# [Given data]

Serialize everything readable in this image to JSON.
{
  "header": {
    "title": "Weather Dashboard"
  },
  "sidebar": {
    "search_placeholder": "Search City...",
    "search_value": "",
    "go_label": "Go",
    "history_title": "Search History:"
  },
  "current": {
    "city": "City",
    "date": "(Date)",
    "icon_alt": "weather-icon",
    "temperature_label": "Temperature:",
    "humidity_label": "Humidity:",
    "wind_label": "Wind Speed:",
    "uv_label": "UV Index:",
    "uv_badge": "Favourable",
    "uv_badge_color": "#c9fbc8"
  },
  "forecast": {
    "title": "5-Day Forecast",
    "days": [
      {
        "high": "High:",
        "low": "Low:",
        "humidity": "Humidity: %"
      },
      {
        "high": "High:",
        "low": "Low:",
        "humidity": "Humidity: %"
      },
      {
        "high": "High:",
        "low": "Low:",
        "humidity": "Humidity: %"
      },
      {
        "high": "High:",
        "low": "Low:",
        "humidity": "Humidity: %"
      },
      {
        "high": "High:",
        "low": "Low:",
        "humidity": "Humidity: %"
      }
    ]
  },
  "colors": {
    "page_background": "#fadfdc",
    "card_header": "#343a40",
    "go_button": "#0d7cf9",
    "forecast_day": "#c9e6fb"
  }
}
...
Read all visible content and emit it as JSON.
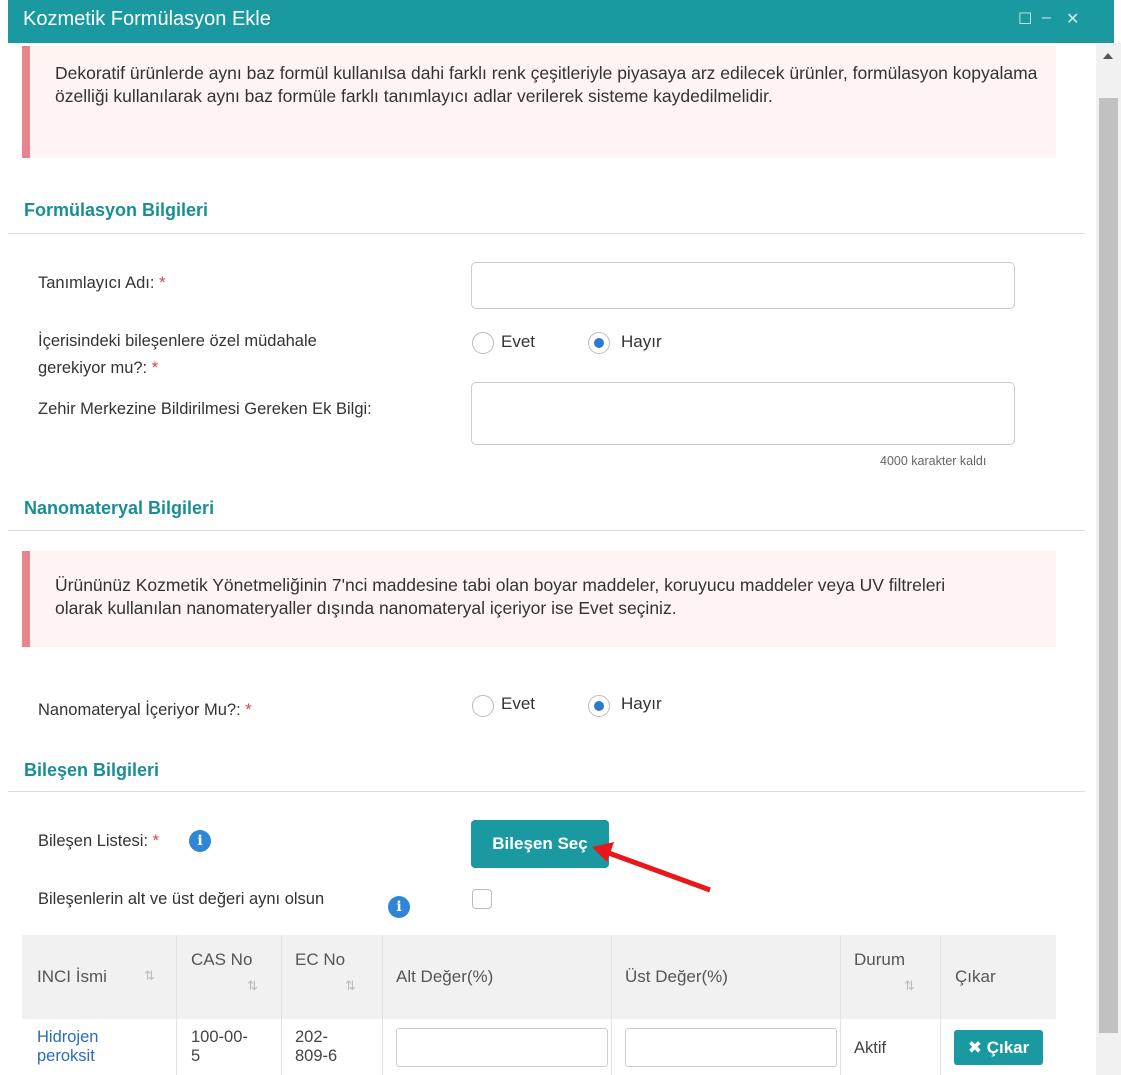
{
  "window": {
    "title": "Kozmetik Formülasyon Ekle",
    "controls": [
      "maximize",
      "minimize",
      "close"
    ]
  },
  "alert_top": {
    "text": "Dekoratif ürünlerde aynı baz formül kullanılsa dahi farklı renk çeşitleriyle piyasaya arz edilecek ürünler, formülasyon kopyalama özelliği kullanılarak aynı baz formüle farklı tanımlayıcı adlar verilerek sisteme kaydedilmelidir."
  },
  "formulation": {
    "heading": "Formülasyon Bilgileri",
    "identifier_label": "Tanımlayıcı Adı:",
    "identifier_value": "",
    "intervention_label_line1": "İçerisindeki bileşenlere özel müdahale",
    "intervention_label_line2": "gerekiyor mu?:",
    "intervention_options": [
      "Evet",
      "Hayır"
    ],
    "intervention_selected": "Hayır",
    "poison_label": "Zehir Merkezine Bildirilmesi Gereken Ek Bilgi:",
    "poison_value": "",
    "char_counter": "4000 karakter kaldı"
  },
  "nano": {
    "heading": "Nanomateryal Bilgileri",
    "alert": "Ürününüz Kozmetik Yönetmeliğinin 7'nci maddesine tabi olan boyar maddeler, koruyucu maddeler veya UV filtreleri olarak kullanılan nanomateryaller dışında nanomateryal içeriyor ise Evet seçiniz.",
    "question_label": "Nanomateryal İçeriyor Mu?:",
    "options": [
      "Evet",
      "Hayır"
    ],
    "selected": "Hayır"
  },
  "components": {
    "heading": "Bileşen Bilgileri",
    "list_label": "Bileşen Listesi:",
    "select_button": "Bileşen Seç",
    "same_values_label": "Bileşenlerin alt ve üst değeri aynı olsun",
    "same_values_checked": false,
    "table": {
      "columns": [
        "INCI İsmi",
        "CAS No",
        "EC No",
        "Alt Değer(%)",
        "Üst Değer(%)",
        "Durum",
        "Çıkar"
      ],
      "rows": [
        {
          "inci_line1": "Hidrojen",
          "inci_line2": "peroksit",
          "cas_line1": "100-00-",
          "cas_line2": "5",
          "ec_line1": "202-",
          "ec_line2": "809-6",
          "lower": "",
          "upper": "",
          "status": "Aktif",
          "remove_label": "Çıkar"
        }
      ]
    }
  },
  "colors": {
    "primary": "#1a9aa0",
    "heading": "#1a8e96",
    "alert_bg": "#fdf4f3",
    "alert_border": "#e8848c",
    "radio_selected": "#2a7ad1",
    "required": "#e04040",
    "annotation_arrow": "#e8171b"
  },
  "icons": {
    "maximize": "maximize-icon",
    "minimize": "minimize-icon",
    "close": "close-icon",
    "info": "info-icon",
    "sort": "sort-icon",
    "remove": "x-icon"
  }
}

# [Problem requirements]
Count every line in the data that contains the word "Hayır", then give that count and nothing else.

# [Completed exercise]
4